== YOUR ASSIGNMENT ==
Return all lines of the records that contain the word "text".

== SUPPLIED INFORMATION ==
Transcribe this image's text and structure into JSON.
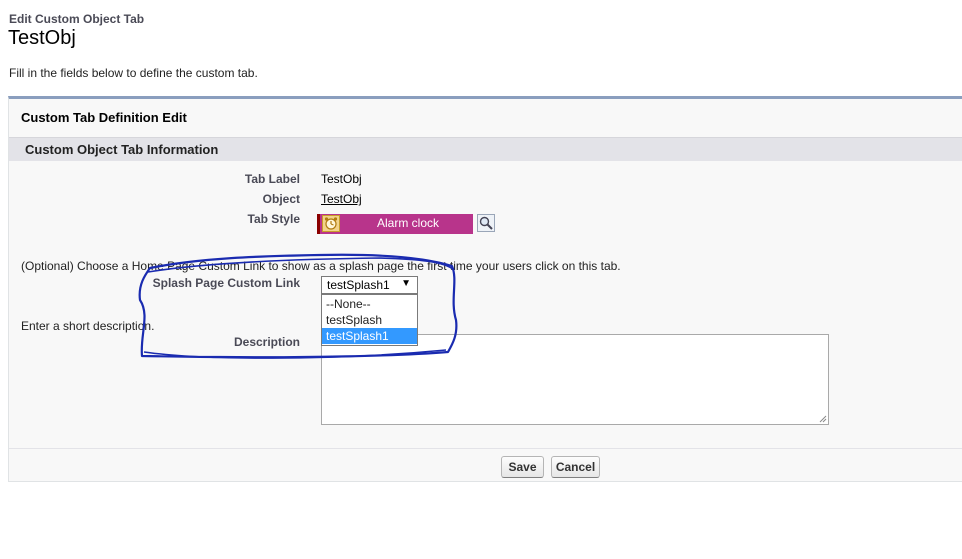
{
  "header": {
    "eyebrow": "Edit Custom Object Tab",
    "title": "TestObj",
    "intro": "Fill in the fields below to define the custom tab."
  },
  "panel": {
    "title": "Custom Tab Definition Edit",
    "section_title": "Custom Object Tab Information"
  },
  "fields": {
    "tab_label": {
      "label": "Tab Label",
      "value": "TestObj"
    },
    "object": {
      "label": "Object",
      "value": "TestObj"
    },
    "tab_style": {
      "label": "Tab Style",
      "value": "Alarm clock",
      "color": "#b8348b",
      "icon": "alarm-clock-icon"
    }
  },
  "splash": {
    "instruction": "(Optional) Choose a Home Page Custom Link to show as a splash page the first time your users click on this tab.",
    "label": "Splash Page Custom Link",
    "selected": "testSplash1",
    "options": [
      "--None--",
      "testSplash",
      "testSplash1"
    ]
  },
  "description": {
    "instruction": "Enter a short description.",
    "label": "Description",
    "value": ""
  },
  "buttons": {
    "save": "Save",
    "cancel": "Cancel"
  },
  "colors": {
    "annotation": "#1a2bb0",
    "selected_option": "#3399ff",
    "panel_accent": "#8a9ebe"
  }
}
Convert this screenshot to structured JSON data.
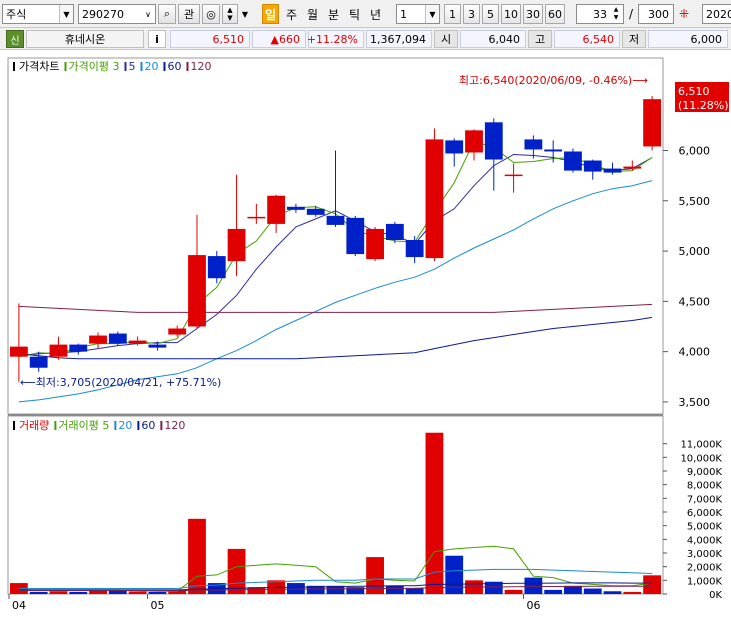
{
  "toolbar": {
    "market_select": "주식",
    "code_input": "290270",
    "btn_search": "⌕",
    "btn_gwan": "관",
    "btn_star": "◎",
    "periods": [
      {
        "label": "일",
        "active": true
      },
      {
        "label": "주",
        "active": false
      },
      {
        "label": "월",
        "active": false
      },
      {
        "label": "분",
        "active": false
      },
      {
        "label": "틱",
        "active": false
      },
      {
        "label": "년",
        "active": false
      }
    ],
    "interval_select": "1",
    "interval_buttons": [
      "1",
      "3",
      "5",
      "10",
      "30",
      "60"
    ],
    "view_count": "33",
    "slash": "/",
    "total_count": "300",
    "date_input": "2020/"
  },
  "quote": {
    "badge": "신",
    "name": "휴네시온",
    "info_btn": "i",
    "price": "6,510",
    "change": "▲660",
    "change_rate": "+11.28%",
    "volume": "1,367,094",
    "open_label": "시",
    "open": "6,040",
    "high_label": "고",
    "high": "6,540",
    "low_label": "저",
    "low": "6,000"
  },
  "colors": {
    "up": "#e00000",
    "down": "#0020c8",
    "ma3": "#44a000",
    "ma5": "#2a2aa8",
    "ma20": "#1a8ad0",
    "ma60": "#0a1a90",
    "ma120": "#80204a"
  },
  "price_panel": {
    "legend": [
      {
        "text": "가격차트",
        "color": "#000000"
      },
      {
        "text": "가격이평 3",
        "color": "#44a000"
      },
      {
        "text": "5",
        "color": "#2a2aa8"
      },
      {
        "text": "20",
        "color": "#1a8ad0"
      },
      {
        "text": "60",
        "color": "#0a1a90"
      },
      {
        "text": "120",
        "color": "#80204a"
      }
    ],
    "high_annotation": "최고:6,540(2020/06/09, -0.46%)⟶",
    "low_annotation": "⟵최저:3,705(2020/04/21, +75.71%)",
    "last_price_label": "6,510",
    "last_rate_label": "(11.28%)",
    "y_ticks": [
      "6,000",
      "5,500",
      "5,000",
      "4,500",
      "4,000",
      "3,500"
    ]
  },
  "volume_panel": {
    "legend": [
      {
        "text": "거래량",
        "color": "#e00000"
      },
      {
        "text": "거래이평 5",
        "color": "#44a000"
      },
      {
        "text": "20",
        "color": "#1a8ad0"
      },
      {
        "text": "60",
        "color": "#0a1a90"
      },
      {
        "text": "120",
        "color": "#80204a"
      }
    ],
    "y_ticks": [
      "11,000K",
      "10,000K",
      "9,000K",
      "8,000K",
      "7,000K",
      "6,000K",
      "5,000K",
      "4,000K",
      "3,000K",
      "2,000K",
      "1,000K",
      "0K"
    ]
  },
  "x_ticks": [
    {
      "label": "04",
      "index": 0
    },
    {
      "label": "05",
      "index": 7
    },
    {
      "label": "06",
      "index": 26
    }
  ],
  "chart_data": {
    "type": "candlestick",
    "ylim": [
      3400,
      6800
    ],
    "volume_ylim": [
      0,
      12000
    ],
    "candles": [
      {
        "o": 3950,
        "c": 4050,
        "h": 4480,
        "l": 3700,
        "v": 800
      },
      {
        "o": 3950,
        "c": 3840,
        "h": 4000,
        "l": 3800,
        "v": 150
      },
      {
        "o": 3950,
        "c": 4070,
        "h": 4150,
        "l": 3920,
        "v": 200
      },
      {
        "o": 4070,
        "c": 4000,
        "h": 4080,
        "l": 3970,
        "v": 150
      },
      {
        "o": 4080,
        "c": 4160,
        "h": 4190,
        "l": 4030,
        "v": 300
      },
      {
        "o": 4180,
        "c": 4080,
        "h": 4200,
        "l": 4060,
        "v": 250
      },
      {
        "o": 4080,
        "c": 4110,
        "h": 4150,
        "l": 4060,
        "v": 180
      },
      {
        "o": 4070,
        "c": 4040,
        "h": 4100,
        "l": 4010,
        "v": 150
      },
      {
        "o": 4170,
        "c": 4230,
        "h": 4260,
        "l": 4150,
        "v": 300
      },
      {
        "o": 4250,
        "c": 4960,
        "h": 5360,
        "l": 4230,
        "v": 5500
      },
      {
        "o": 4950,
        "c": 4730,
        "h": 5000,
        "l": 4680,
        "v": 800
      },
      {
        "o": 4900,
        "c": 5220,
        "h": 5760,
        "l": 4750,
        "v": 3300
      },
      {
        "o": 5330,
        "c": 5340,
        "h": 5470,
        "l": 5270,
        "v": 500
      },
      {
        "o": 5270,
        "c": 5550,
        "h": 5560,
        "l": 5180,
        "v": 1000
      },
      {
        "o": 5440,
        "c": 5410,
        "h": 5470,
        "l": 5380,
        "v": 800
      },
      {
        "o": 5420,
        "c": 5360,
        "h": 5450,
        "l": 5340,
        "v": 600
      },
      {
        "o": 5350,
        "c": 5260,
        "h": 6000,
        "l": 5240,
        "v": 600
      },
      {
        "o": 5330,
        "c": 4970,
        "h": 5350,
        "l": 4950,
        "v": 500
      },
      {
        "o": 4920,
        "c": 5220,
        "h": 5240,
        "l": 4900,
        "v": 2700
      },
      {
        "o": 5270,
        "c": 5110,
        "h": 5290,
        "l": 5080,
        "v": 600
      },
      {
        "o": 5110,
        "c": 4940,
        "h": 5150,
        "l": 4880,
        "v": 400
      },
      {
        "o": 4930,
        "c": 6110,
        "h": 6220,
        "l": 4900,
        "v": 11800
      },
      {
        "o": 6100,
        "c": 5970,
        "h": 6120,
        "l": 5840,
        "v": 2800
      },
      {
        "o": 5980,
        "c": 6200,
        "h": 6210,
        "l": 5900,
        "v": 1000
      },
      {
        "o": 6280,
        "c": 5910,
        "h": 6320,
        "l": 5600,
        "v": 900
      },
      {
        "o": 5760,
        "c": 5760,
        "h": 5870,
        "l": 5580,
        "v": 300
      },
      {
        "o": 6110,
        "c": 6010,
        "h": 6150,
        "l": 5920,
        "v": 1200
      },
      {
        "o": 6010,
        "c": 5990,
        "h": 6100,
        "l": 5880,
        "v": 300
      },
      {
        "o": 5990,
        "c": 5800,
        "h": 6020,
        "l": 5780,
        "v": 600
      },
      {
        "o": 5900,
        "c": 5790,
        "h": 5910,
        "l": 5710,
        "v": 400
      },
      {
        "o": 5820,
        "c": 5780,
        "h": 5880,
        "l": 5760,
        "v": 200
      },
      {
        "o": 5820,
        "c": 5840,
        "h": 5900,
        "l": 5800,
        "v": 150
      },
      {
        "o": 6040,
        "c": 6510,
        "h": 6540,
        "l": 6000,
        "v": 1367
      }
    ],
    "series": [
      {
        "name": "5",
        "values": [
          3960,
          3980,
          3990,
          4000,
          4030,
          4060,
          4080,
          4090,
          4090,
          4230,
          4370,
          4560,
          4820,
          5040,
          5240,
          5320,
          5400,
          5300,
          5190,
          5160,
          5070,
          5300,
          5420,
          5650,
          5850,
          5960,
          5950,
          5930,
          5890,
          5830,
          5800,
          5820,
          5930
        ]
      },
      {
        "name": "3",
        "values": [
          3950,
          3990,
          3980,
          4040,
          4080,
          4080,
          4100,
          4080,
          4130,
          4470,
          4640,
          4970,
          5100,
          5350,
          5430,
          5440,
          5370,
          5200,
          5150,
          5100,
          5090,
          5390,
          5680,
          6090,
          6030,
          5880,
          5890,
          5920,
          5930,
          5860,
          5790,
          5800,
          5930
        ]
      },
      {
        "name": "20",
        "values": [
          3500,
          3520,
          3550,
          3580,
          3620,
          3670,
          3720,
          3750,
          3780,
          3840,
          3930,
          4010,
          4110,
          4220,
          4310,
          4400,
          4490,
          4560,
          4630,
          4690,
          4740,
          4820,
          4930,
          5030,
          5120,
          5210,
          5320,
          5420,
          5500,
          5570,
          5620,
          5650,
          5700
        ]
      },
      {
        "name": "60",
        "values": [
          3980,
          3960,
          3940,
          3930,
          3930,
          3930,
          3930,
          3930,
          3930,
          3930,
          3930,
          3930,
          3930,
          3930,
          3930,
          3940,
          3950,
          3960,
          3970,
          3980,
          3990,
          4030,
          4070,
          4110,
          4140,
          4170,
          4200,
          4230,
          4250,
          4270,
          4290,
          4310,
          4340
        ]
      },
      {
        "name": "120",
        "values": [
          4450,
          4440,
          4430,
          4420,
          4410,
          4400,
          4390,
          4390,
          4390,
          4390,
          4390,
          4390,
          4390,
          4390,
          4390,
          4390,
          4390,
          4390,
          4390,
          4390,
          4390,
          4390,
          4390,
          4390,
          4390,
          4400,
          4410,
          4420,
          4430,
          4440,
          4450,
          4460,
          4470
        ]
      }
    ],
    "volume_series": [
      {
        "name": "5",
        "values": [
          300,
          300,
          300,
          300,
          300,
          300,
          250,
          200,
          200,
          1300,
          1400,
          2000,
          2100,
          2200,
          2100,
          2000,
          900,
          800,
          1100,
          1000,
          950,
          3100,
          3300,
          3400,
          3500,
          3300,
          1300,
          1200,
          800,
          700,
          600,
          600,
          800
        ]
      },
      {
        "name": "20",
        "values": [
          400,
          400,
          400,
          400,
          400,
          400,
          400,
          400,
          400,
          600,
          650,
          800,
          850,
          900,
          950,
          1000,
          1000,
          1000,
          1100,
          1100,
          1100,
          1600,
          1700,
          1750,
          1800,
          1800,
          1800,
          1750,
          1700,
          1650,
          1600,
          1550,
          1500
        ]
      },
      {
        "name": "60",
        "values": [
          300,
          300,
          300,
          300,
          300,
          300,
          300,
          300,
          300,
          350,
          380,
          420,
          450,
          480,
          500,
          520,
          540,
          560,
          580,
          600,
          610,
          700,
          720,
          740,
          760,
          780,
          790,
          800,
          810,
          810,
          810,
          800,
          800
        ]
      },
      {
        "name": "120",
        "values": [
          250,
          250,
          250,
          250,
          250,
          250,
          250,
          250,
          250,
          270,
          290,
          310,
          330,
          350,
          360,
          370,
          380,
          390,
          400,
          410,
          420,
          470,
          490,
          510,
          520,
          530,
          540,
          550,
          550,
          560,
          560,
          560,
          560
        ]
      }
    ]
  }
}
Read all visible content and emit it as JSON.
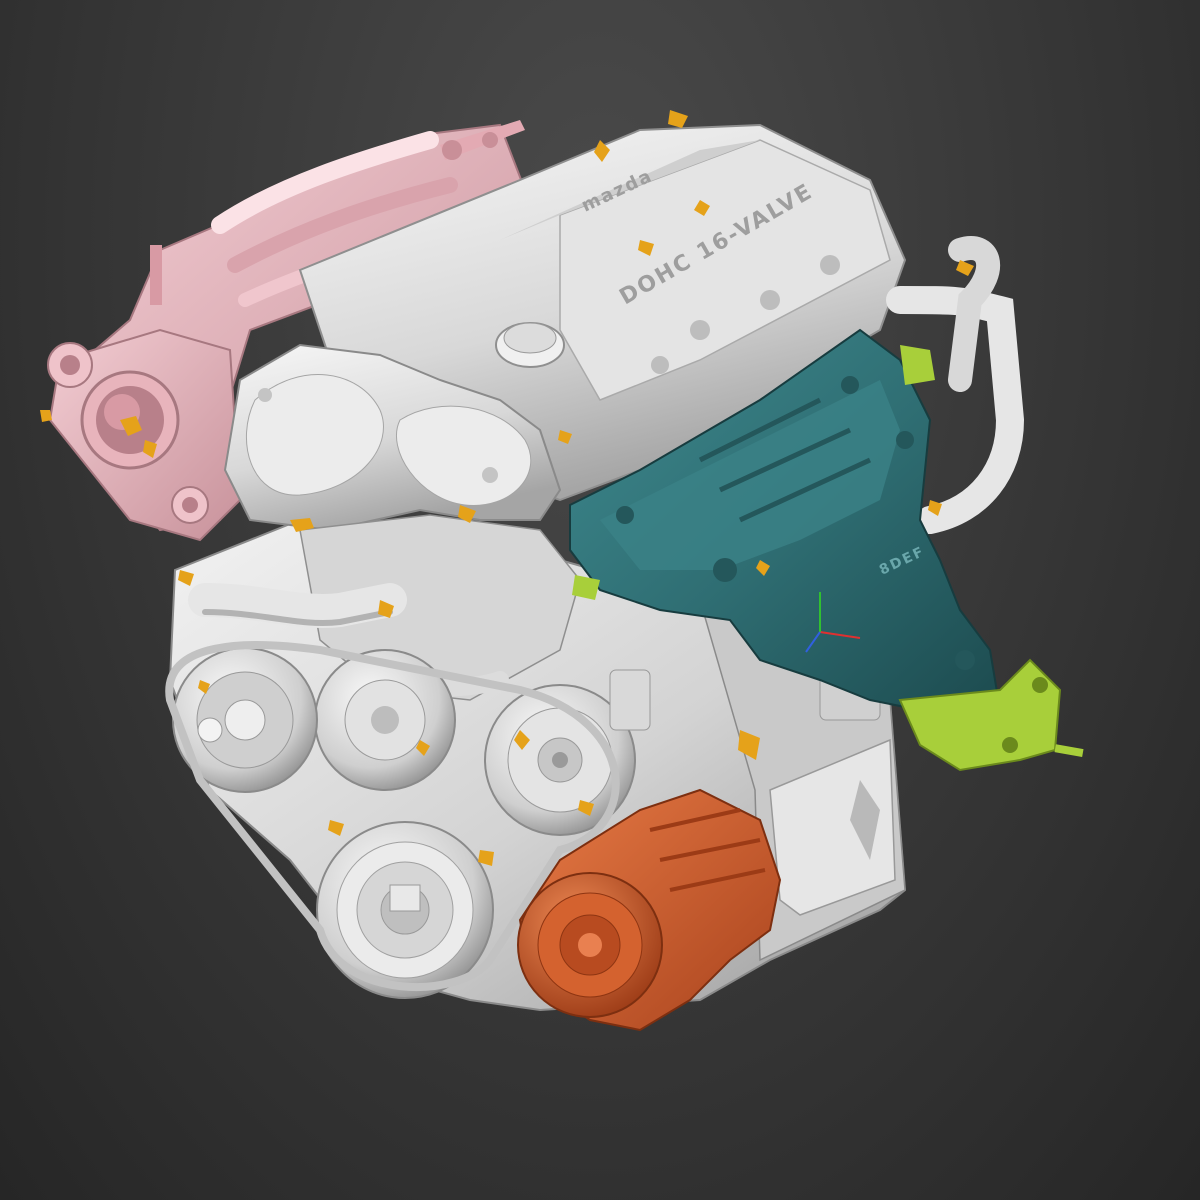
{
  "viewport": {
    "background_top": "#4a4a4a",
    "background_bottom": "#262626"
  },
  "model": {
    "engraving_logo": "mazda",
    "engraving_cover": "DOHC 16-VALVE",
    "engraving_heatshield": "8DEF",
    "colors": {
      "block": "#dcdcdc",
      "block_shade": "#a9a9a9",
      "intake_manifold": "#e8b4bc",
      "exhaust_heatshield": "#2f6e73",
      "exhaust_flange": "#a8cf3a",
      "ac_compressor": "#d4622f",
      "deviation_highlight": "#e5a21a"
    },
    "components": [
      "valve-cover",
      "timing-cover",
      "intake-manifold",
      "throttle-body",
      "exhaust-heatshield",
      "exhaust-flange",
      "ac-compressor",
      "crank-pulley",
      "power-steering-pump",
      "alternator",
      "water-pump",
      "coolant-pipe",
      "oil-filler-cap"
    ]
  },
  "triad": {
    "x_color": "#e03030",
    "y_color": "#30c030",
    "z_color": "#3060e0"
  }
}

== RESULT BELOW ==
Transcribe this image's text and structure into JSON.
        "text": "가격차트",
        "text": "가격이평 3",
        "text": "5",
        "text": "20",
        "text": "60",
        "text": "120",
        "text": "거래량",
        "text": "거래이평 5",
        "text": "20",
        "text": "60",
        "text": "120",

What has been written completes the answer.